[WORK REQUIRED]
Only lines with the string "لاغری" should be returned from the data below.
(Beginning of DATA SHOWN)
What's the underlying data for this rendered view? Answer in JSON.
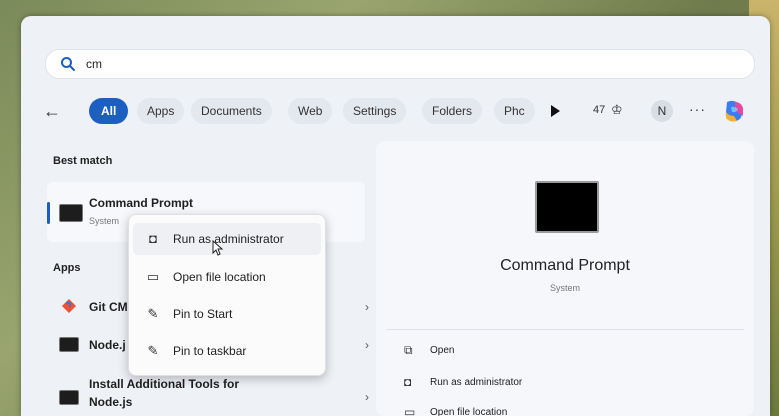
{
  "search": {
    "value": "cm",
    "icon": "search-icon"
  },
  "filters": {
    "back_icon": "←",
    "chips": [
      "All",
      "Apps",
      "Documents",
      "Web",
      "Settings",
      "Folders",
      "Phc"
    ],
    "points": "47",
    "avatar": "N",
    "more": "···"
  },
  "left": {
    "best_match_title": "Best match",
    "best_match": {
      "name": "Command Prompt",
      "sub": "System"
    },
    "apps_title": "Apps",
    "apps": [
      {
        "name": "Git CM"
      },
      {
        "name": "Node.j"
      },
      {
        "name": "Install Additional Tools for",
        "name2": "Node.js"
      }
    ]
  },
  "context_menu": {
    "items": [
      {
        "label": "Run as administrator",
        "icon": "shield-icon"
      },
      {
        "label": "Open file location",
        "icon": "folder-icon"
      },
      {
        "label": "Pin to Start",
        "icon": "pin-icon"
      },
      {
        "label": "Pin to taskbar",
        "icon": "pin-icon"
      }
    ]
  },
  "right_pane": {
    "title": "Command Prompt",
    "subtitle": "System",
    "actions": [
      {
        "label": "Open",
        "icon": "open-icon"
      },
      {
        "label": "Run as administrator",
        "icon": "shield-icon"
      },
      {
        "label": "Open file location",
        "icon": "folder-icon"
      }
    ]
  },
  "colors": {
    "accent": "#1c5fc0"
  }
}
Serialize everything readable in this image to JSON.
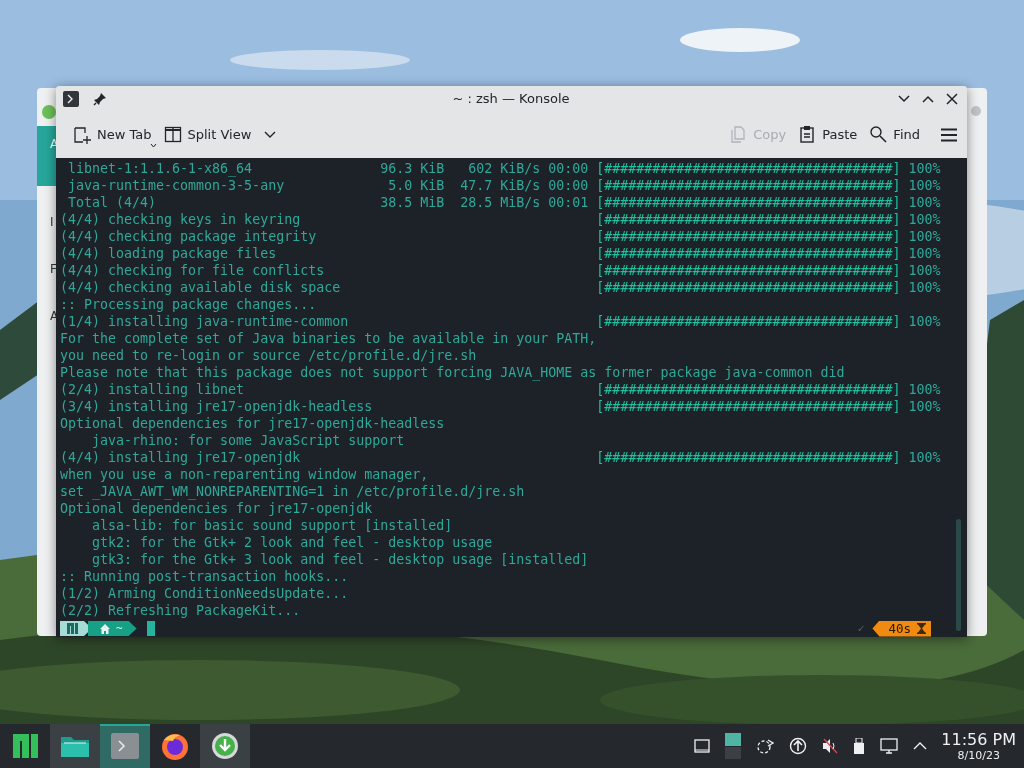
{
  "background_window": {
    "fragments": [
      {
        "text": "A",
        "selected": true
      },
      {
        "text": "I",
        "selected": false
      },
      {
        "text": "F",
        "selected": false
      },
      {
        "text": "A",
        "selected": false
      }
    ]
  },
  "window": {
    "title": "~ : zsh — Konsole"
  },
  "toolbar": {
    "left": [
      {
        "kind": "new-tab",
        "label": "New Tab",
        "disabled": false
      },
      {
        "kind": "split-view",
        "label": "Split View",
        "disabled": false
      }
    ],
    "right": [
      {
        "kind": "copy",
        "label": "Copy",
        "disabled": true
      },
      {
        "kind": "paste",
        "label": "Paste",
        "disabled": false
      },
      {
        "kind": "find",
        "label": "Find",
        "disabled": false
      }
    ]
  },
  "terminal": {
    "lines": [
      {
        "kind": "download",
        "package": "libnet-1:1.1.6-1-x86_64",
        "size": "96.3 KiB",
        "speed": "602 KiB/s",
        "eta": "00:00",
        "bar": "[####################################]",
        "percent": "100%"
      },
      {
        "kind": "download",
        "package": "java-runtime-common-3-5-any",
        "size": "5.0 KiB",
        "speed": "47.7 KiB/s",
        "eta": "00:00",
        "bar": "[####################################]",
        "percent": "100%"
      },
      {
        "kind": "download",
        "package": "Total (4/4)",
        "size": "38.5 MiB",
        "speed": "28.5 MiB/s",
        "eta": "00:01",
        "bar": "[####################################]",
        "percent": "100%"
      },
      {
        "kind": "progress",
        "text": "(4/4) checking keys in keyring",
        "bar": "[####################################]",
        "percent": "100%"
      },
      {
        "kind": "progress",
        "text": "(4/4) checking package integrity",
        "bar": "[####################################]",
        "percent": "100%"
      },
      {
        "kind": "progress",
        "text": "(4/4) loading package files",
        "bar": "[####################################]",
        "percent": "100%"
      },
      {
        "kind": "progress",
        "text": "(4/4) checking for file conflicts",
        "bar": "[####################################]",
        "percent": "100%"
      },
      {
        "kind": "progress",
        "text": "(4/4) checking available disk space",
        "bar": "[####################################]",
        "percent": "100%"
      },
      {
        "kind": "plain",
        "text": ":: Processing package changes..."
      },
      {
        "kind": "progress",
        "text": "(1/4) installing java-runtime-common",
        "bar": "[####################################]",
        "percent": "100%"
      },
      {
        "kind": "plain",
        "text": "For the complete set of Java binaries to be available in your PATH,"
      },
      {
        "kind": "plain",
        "text": "you need to re-login or source /etc/profile.d/jre.sh"
      },
      {
        "kind": "plain",
        "text": "Please note that this package does not support forcing JAVA_HOME as former package java-common did"
      },
      {
        "kind": "progress",
        "text": "(2/4) installing libnet",
        "bar": "[####################################]",
        "percent": "100%"
      },
      {
        "kind": "progress",
        "text": "(3/4) installing jre17-openjdk-headless",
        "bar": "[####################################]",
        "percent": "100%"
      },
      {
        "kind": "plain",
        "text": "Optional dependencies for jre17-openjdk-headless"
      },
      {
        "kind": "plain",
        "text": "    java-rhino: for some JavaScript support"
      },
      {
        "kind": "progress",
        "text": "(4/4) installing jre17-openjdk",
        "bar": "[####################################]",
        "percent": "100%"
      },
      {
        "kind": "plain",
        "text": "when you use a non-reparenting window manager,"
      },
      {
        "kind": "plain",
        "text": "set _JAVA_AWT_WM_NONREPARENTING=1 in /etc/profile.d/jre.sh"
      },
      {
        "kind": "plain",
        "text": "Optional dependencies for jre17-openjdk"
      },
      {
        "kind": "plain",
        "text": "    alsa-lib: for basic sound support [installed]"
      },
      {
        "kind": "plain",
        "text": "    gtk2: for the Gtk+ 2 look and feel - desktop usage"
      },
      {
        "kind": "plain",
        "text": "    gtk3: for the Gtk+ 3 look and feel - desktop usage [installed]"
      },
      {
        "kind": "plain",
        "text": ":: Running post-transaction hooks..."
      },
      {
        "kind": "plain",
        "text": "(1/2) Arming ConditionNeedsUpdate..."
      },
      {
        "kind": "plain",
        "text": "(2/2) Refreshing PackageKit..."
      }
    ],
    "prompt": {
      "dir": "~",
      "status": "✓",
      "duration": "40s"
    }
  },
  "taskbar": {
    "tasks": [
      {
        "kind": "launcher",
        "selected": false,
        "running": false
      },
      {
        "kind": "files",
        "selected": false,
        "running": true
      },
      {
        "kind": "terminal",
        "selected": true,
        "running": true
      },
      {
        "kind": "browser",
        "selected": false,
        "running": false
      },
      {
        "kind": "downloader",
        "selected": false,
        "running": true
      }
    ],
    "tray": [
      {
        "kind": "window"
      },
      {
        "kind": "battery"
      },
      {
        "kind": "network"
      },
      {
        "kind": "updates"
      },
      {
        "kind": "muted"
      },
      {
        "kind": "usb"
      },
      {
        "kind": "display"
      },
      {
        "kind": "expand"
      }
    ],
    "clock": {
      "time": "11:56 PM",
      "date": "8/10/23"
    }
  }
}
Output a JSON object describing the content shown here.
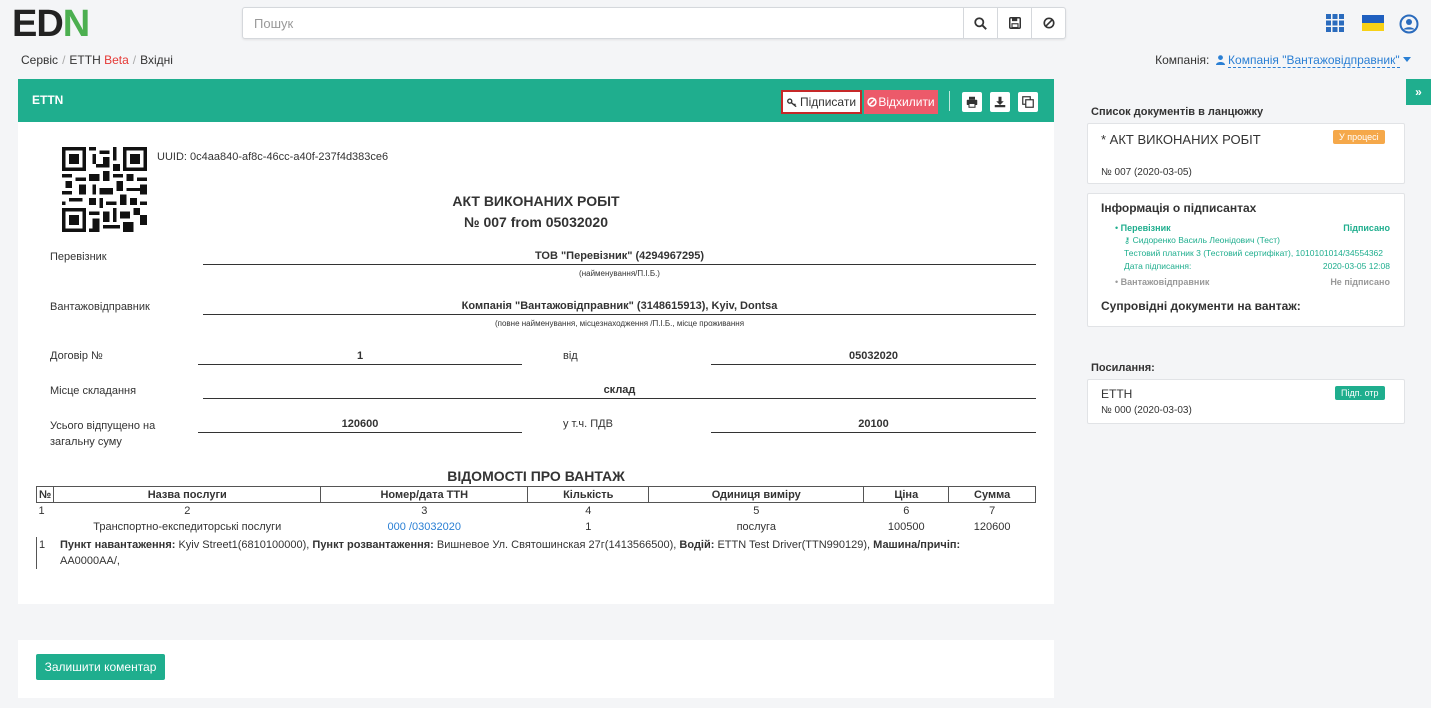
{
  "header": {
    "logo_left": "ED",
    "logo_right": "N",
    "search_placeholder": "Пошук"
  },
  "breadcrumb": {
    "items": [
      "Сервіс",
      "ЕТТН",
      "Вхідні"
    ],
    "beta": "Beta"
  },
  "company": {
    "label": "Компанія:",
    "name": "Компанія \"Вантажовідправник\""
  },
  "document_card": {
    "title": "ETTN",
    "sign_label": "Підписати",
    "reject_label": "Відхилити",
    "uuid": "UUID: 0c4aa840-af8c-46cc-a40f-237f4d383ce6",
    "doc_title": "АКТ ВИКОНАНИХ РОБІТ",
    "doc_number": "№ 007 from 05032020",
    "carrier_label": "Перевізник",
    "carrier_value": "ТОВ \"Перевізник\" (4294967295)",
    "carrier_hint": "(найменування/П.І.Б.)",
    "shipper_label": "Вантажовідправник",
    "shipper_value": "Компанія \"Вантажовідправник\" (3148615913), Kyiv, Dontsa",
    "shipper_hint": "(повне найменування, місцезнаходження /П.І.Б., місце проживання",
    "contract_label": "Договір №",
    "contract_value": "1",
    "from_label": "від",
    "from_value": "05032020",
    "place_label": "Місце складання",
    "place_value": "склад",
    "total_label": "Усього відпущено на загальну суму",
    "total_value": "120600",
    "vat_label": "у т.ч. ПДВ",
    "vat_value": "20100"
  },
  "cargo": {
    "section_title": "ВІДОМОСТІ ПРО ВАНТАЖ",
    "headers": [
      "№",
      "Назва послуги",
      "Номер/дата ТТН",
      "Кількість",
      "Одиниця виміру",
      "Ціна",
      "Сумма"
    ],
    "index_row": [
      "1",
      "2",
      "3",
      "4",
      "5",
      "6",
      "7"
    ],
    "row": {
      "service": "Транспортно-експедиторські послуги",
      "ttn": "000 /03032020",
      "qty": "1",
      "unit": "послуга",
      "price": "100500",
      "sum": "120600"
    },
    "route": {
      "num": "1",
      "load_label": "Пункт навантаження:",
      "load_value": "Kyiv Street1(6810100000),",
      "unload_label": "Пункт розвантаження:",
      "unload_value": "Вишневое Ул. Святошинская 27г(1413566500),",
      "driver_label": "Водій:",
      "driver_value": "ETTN Test Driver(TTN990129),",
      "vehicle_label": "Машина/причіп:",
      "vehicle_value": "AA0000AA/,"
    }
  },
  "comment_button": "Залишити коментар",
  "sidebar": {
    "chain_title": "Список документів в ланцюжку",
    "chain_doc": "* АКТ ВИКОНАНИХ РОБІТ",
    "chain_status": "У процесі",
    "chain_number": "№ 007 (2020-03-05)",
    "signers_title": "Інформація о підписантах",
    "signer1_role": "Перевізник",
    "signer1_status": "Підписано",
    "signer1_name": "Сидоренко Василь Леонідович (Тест)",
    "signer1_cert": "Тестовий платник 3 (Тестовий сертифікат), 1010101014/34554362",
    "signer1_date_label": "Дата підписання:",
    "signer1_date": "2020-03-05 12:08",
    "signer2_role": "Вантажовідправник",
    "signer2_status": "Не підписано",
    "accompanying_title": "Супровідні документи на вантаж:",
    "links_title": "Посилання:",
    "link_doc": "ЕТТН",
    "link_status": "Підп. отр",
    "link_number": "№ 000 (2020-03-03)"
  },
  "colors": {
    "brand": "#1fae8e",
    "reject": "#ec5a6a",
    "in_process": "#f5a84a",
    "link": "#2a7fd4"
  }
}
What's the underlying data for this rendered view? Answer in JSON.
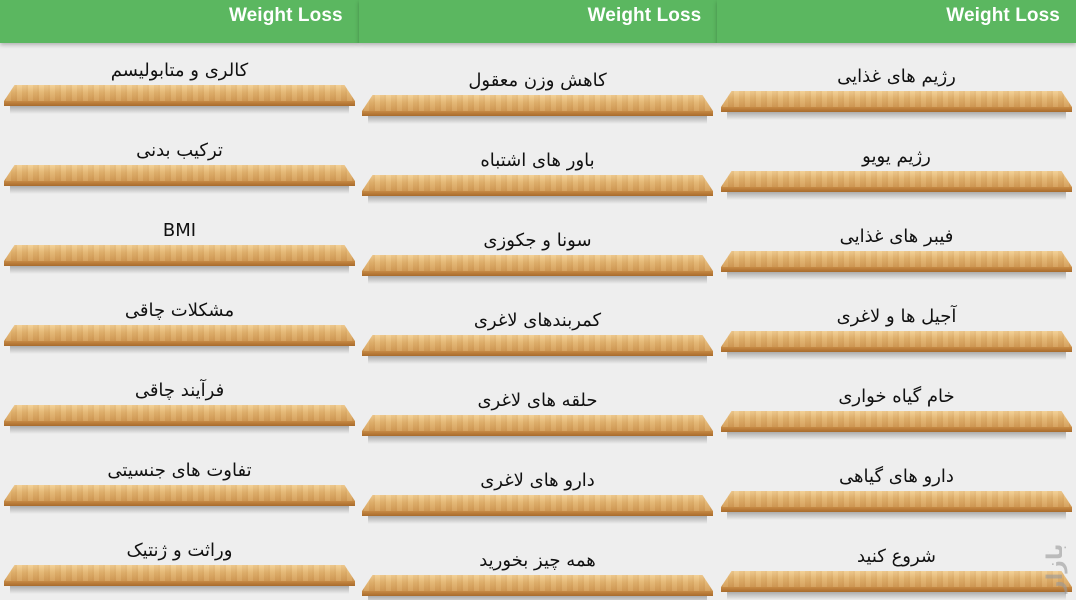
{
  "topbar": {
    "titles": [
      "Weight Loss",
      "Weight Loss",
      "Weight Loss"
    ]
  },
  "columns": {
    "right": [
      "رژیم های غذایی",
      "رژیم یویو",
      "فیبر های غذایی",
      "آجیل ها و لاغری",
      "خام گیاه خواری",
      "دارو های گیاهی",
      "شروع کنید"
    ],
    "middle": [
      "کاهش وزن معقول",
      "باور های اشتباه",
      "سونا و جکوزی",
      "کمربندهای لاغری",
      "حلقه های لاغری",
      "دارو های لاغری",
      "همه چیز بخورید"
    ],
    "left": [
      "کالری و متابولیسم",
      "ترکیب بدنی",
      "BMI",
      "مشکلات چاقی",
      "فرآیند چاقی",
      "تفاوت های جنسیتی",
      "وراثت و ژنتیک"
    ]
  },
  "watermark": "بازار",
  "colors": {
    "toolbar": "#5bb760",
    "background": "#eeeeee",
    "wood": "#e2b36f"
  }
}
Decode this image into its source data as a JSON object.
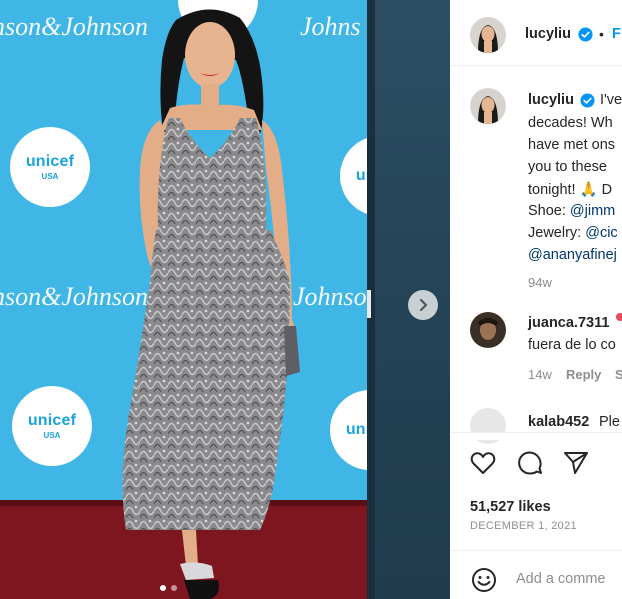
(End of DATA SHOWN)
[TASK OUTPUT]
      "آجیل ها و لاغری",
      "کمربندهای لاغری",
      "حلقه های لاغری",
      "دارو های لاغری",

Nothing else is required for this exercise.